Instead, innovation in women’s healthcare, much like American healthcare in general only magnified exponentially, comes at the end of the disease progression – when no other choice but surgery exists. Let’s build a cool robotic tool to remove even more uteri. Sure it will cost significantly more and have a higher complication rate, but the technology is so impressive that does not matter. Forget about developing early diagnostics and less invasive, more effective therapeutics, just take it all out and look cool doing so. Who would not want to perform surgery remotely with a million dollar piece of medical technology? Women don’t need their uteri anyway – a win win for all involved.
Robotic Assisted Hysterectomy
The robotic, joystick controlled, remote surgical tool is an impressive piece of engineering. With a price tag of over a million dollars per, it provides the cutting edge stature that all top-notch hospitals strive for. An added bonus, it makes gynecology, the long derided medical profession, the cool kid on the block. But does it work?
Well, not really. Sure it removes a woman’s uterus more quickly and with less scarring; a single ½ inch belly button scare versus two or three ½ inch abdominal scars, but it costs more and doesn’t reduce complications – may even increase them a bit. Compared to the minimally invasive laparoscopic hysterectomy, the robotic assisted hysterectomy costs $2000 more per procedure.

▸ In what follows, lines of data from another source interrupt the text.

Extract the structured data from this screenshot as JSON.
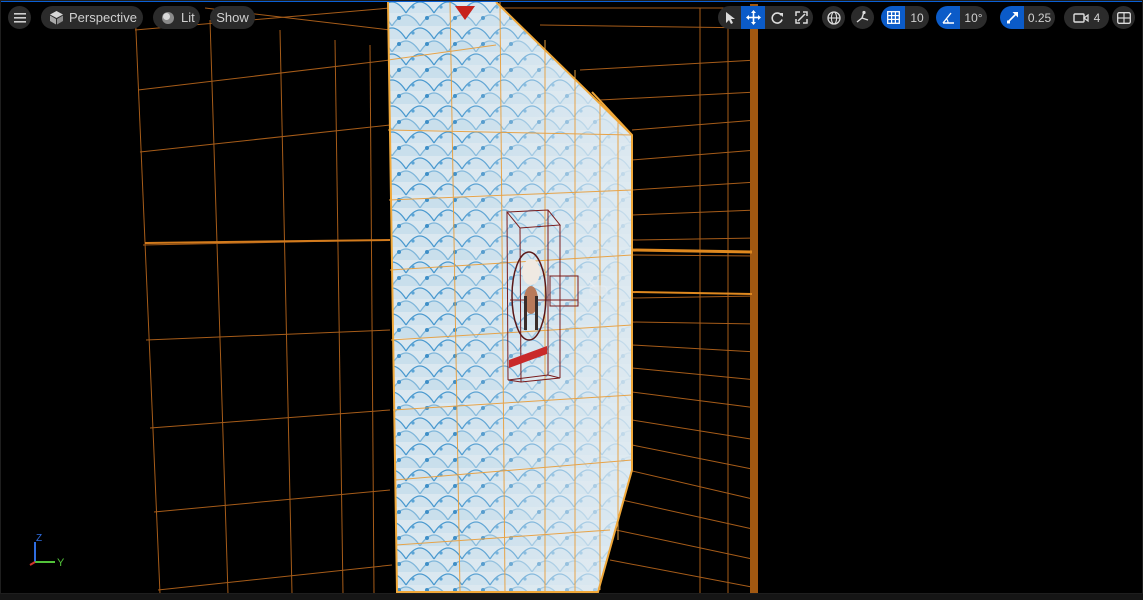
{
  "toolbar": {
    "view_mode": "Perspective",
    "lighting_mode": "Lit",
    "show_label": "Show",
    "transform_tools": [
      "select",
      "translate",
      "rotate",
      "scale"
    ],
    "active_tool": "translate",
    "grid_snap_value": "10",
    "rotation_snap_value": "10°",
    "scale_snap_value": "0.25",
    "camera_speed_value": "4"
  },
  "axis_gizmo": {
    "z_label": "Z",
    "y_label": "Y"
  },
  "colors": {
    "accent": "#0b5bc8",
    "selection_wire": "#e8922a",
    "wall_fill": "#d7e6ef",
    "wall_pattern": "#4c9cd0"
  },
  "icons": {
    "menu": "hamburger-icon",
    "perspective": "cube-icon",
    "lit": "sphere-icon",
    "select": "cursor-icon",
    "translate": "move-arrows-icon",
    "rotate": "rotate-icon",
    "scale": "scale-icon",
    "world": "globe-icon",
    "surface_snap": "surface-snap-icon",
    "grid": "grid-icon",
    "angle": "angle-icon",
    "scale_snap": "diagonal-arrow-icon",
    "camera": "camera-icon",
    "layout": "viewport-layout-icon"
  }
}
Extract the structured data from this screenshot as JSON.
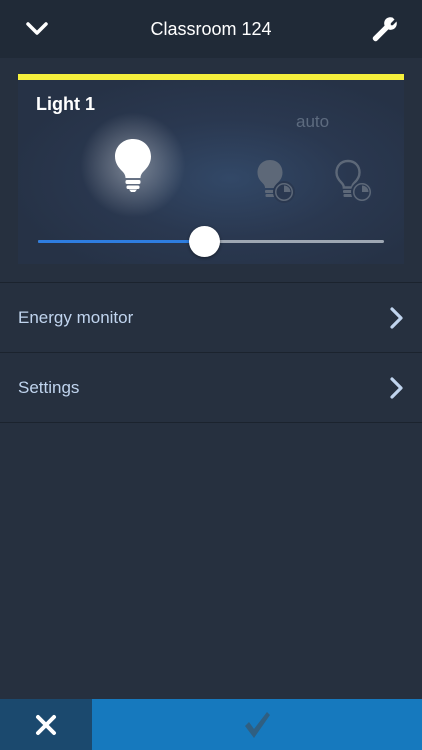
{
  "header": {
    "title": "Classroom 124",
    "back_icon": "chevron-down-icon",
    "settings_icon": "wrench-icon"
  },
  "light_panel": {
    "name": "Light 1",
    "auto_label": "auto",
    "accent_color": "#f6f03c",
    "brightness_percent": 48,
    "icons": [
      "lightbulb-on-icon",
      "lightbulb-auto-icon",
      "lightbulb-auto-outline-icon"
    ]
  },
  "menu": {
    "items": [
      {
        "label": "Energy monitor",
        "icon": "chevron-right-icon"
      },
      {
        "label": "Settings",
        "icon": "chevron-right-icon"
      }
    ]
  },
  "footer": {
    "cancel_icon": "close-icon",
    "confirm_icon": "checkmark-icon",
    "cancel_color": "#1b496e",
    "confirm_color": "#1679be"
  },
  "colors": {
    "background": "#26303f",
    "header": "#202a37",
    "slider_fill": "#2e7de0",
    "menu_text": "#c0d4ee"
  }
}
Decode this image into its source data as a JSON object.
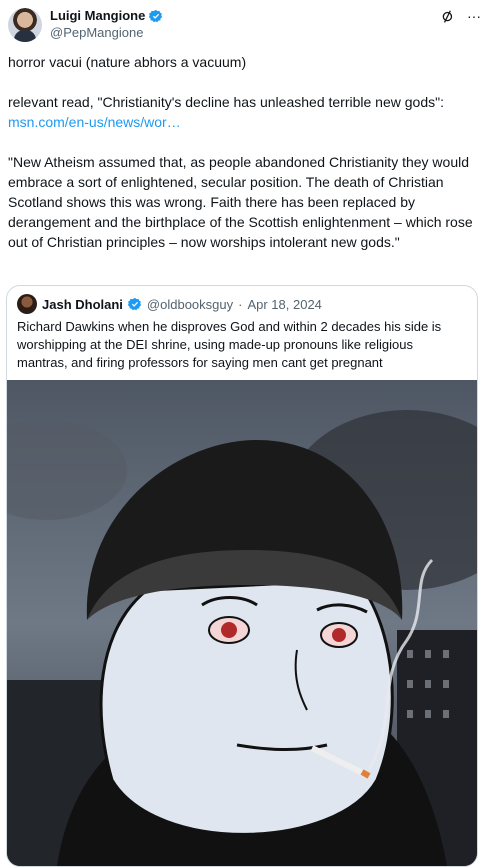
{
  "author": {
    "display_name": "Luigi Mangione",
    "handle": "@PepMangione"
  },
  "header_icons": [
    "grok-icon",
    "more-icon"
  ],
  "tweet": {
    "line1": "horror vacui (nature abhors a vacuum)",
    "line2": "relevant read, \"Christianity's decline has unleashed terrible new gods\":",
    "link": "msn.com/en-us/news/wor…",
    "quote_para": "\"New Atheism assumed that, as people abandoned Christianity they would embrace a sort of enlightened, secular position. The death of Christian Scotland shows this was wrong. Faith there has been replaced by derangement and the birthplace of the Scottish enlightenment – which rose out of Christian principles – now worships intolerant new gods.\""
  },
  "quoted_tweet": {
    "display_name": "Jash Dholani",
    "handle": "@oldbooksguy",
    "separator": "·",
    "date": "Apr 18, 2024",
    "text": "Richard Dawkins when he disproves God and within 2 decades his side is worshipping at the DEI shrine, using made-up pronouns like religious mantras, and firing professors for saying men cant get pregnant"
  },
  "colors": {
    "link": "#1d9bf0",
    "verified": "#1d9bf0",
    "secondary_text": "#536471",
    "border": "#cfd9de"
  }
}
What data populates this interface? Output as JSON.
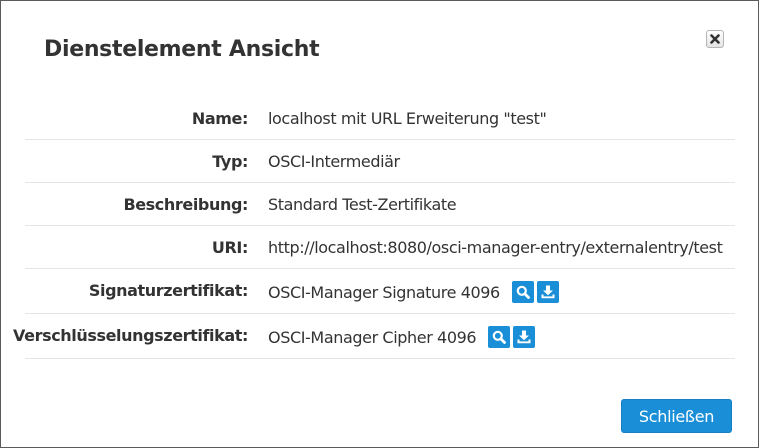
{
  "dialog": {
    "title": "Dienstelement Ansicht",
    "close_icon": "close-x-icon"
  },
  "fields": [
    {
      "label": "Name:",
      "value": "localhost mit URL Erweiterung \"test\""
    },
    {
      "label": "Typ:",
      "value": "OSCI-Intermediär"
    },
    {
      "label": "Beschreibung:",
      "value": "Standard Test-Zertifikate"
    },
    {
      "label": "URI:",
      "value": "http://localhost:8080/osci-manager-entry/externalentry/test"
    },
    {
      "label": "Signaturzertifikat:",
      "value": "OSCI-Manager Signature 4096",
      "actions": [
        "magnifier-icon",
        "download-icon"
      ]
    },
    {
      "label": "Verschlüsselungszertifikat:",
      "value": "OSCI-Manager Cipher 4096",
      "actions": [
        "magnifier-icon",
        "download-icon"
      ]
    }
  ],
  "footer": {
    "close_label": "Schließen"
  },
  "colors": {
    "accent": "#1a8fd8",
    "text": "#333333",
    "divider": "#e5e5e5"
  }
}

As of 2010, about a quarter of all hysterectomies were performed robotically. That’s about $300 million dollars per year more to perform a robotic hysterectomy with no added gain health. When combined with the costs multiple hospital stays, ineffective therapeutics and possible other surgeries that often led up to the hysterectomy, it is clear why women’s healthcare is so expensive.

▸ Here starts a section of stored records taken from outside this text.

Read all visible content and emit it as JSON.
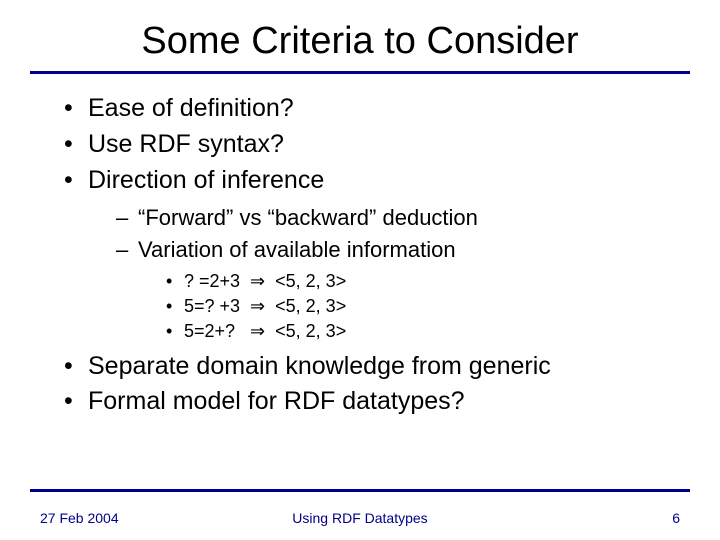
{
  "title": "Some Criteria to Consider",
  "bullets": {
    "b1": "Ease of definition?",
    "b2": "Use RDF syntax?",
    "b3": "Direction of inference",
    "b3_sub": {
      "s1": "“Forward” vs “backward” deduction",
      "s2": "Variation of available information",
      "s2_sub": {
        "e1": "? =2+3  ⇒  <5, 2, 3>",
        "e2": "5=? +3  ⇒  <5, 2, 3>",
        "e3": "5=2+?   ⇒  <5, 2, 3>"
      }
    },
    "b4": "Separate domain knowledge from generic",
    "b5": "Formal model for RDF datatypes?"
  },
  "footer": {
    "date": "27 Feb 2004",
    "center": "Using RDF Datatypes",
    "page": "6"
  }
}
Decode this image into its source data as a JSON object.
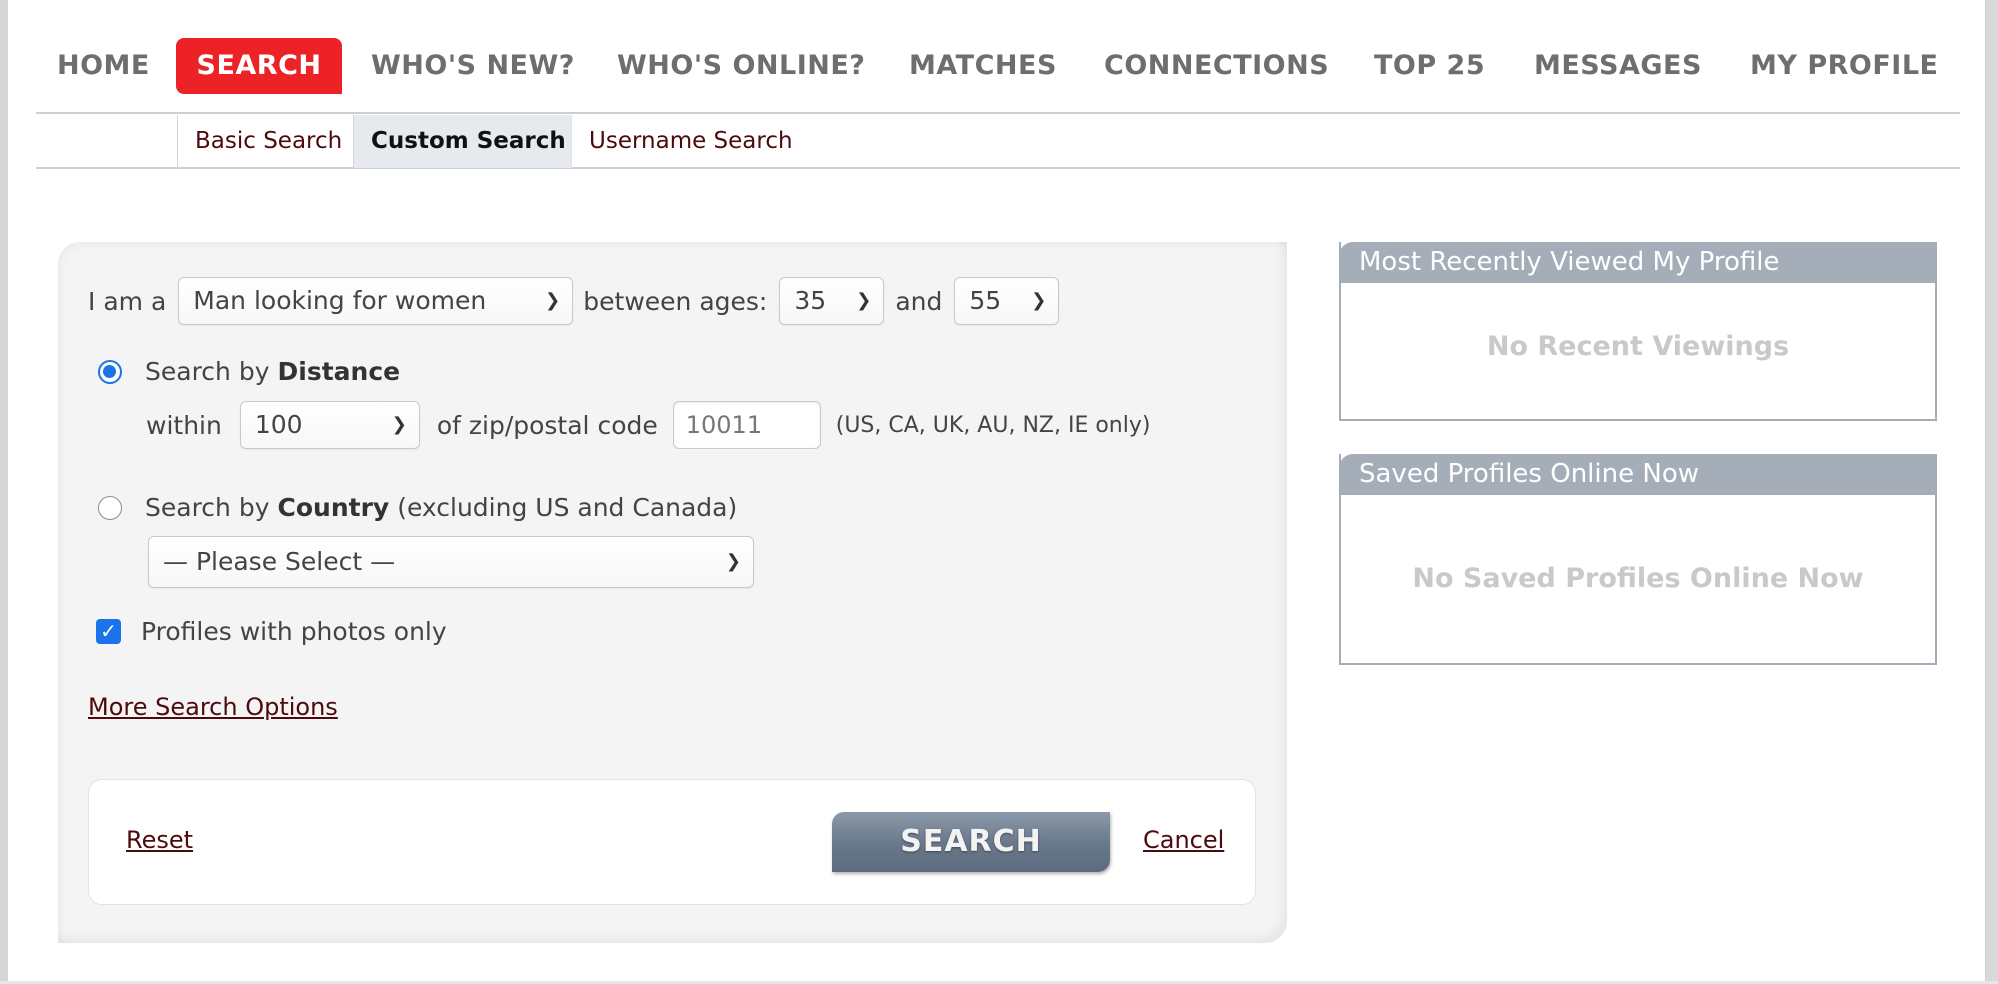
{
  "nav": {
    "items": [
      {
        "label": "HOME",
        "active": false
      },
      {
        "label": "SEARCH",
        "active": true
      },
      {
        "label": "WHO'S NEW?",
        "active": false
      },
      {
        "label": "WHO'S ONLINE?",
        "active": false
      },
      {
        "label": "MATCHES",
        "active": false
      },
      {
        "label": "CONNECTIONS",
        "active": false
      },
      {
        "label": "TOP 25",
        "active": false
      },
      {
        "label": "MESSAGES",
        "active": false
      },
      {
        "label": "MY PROFILE",
        "active": false
      }
    ]
  },
  "subtabs": {
    "items": [
      {
        "label": "Basic Search",
        "active": false
      },
      {
        "label": "Custom Search",
        "active": true
      },
      {
        "label": "Username Search",
        "active": false
      }
    ]
  },
  "form": {
    "i_am_a_label": "I am a",
    "seeking_value": "Man looking for women",
    "between_ages_label": "between ages:",
    "age_min": "35",
    "and_label": "and",
    "age_max": "55",
    "distance": {
      "label_prefix": "Search by",
      "label_bold": "Distance",
      "selected": true,
      "within_label": "within",
      "within_value": "100",
      "zip_label": "of zip/postal code",
      "zip_value": "10011",
      "zip_hint": "(US, CA, UK, AU, NZ, IE only)"
    },
    "country": {
      "label_prefix": "Search by",
      "label_bold": "Country",
      "label_suffix": "(excluding US and Canada)",
      "selected": false,
      "select_value": "— Please Select —"
    },
    "photos_only": {
      "label": "Profiles with photos only",
      "checked": true
    },
    "more_options_link": "More Search Options",
    "reset_link": "Reset",
    "search_button": "SEARCH",
    "cancel_link": "Cancel"
  },
  "sidebar": {
    "recent": {
      "title": "Most Recently Viewed My Profile",
      "empty": "No Recent Viewings"
    },
    "saved": {
      "title": "Saved Profiles Online Now",
      "empty": "No Saved Profiles Online Now"
    }
  },
  "colors": {
    "accent_red": "#ec2227",
    "link_maroon": "#4d0a0d",
    "sidebar_header": "#a5adb9",
    "control_blue": "#1a73e8"
  }
}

Perhaps we could use our health dollars a little more wisely. Maybe we should spend some of those many billions of dollars or even a fraction of the $300 million spent annually on robot surgery, on prevention, early diagnostics or more effective therapeutics.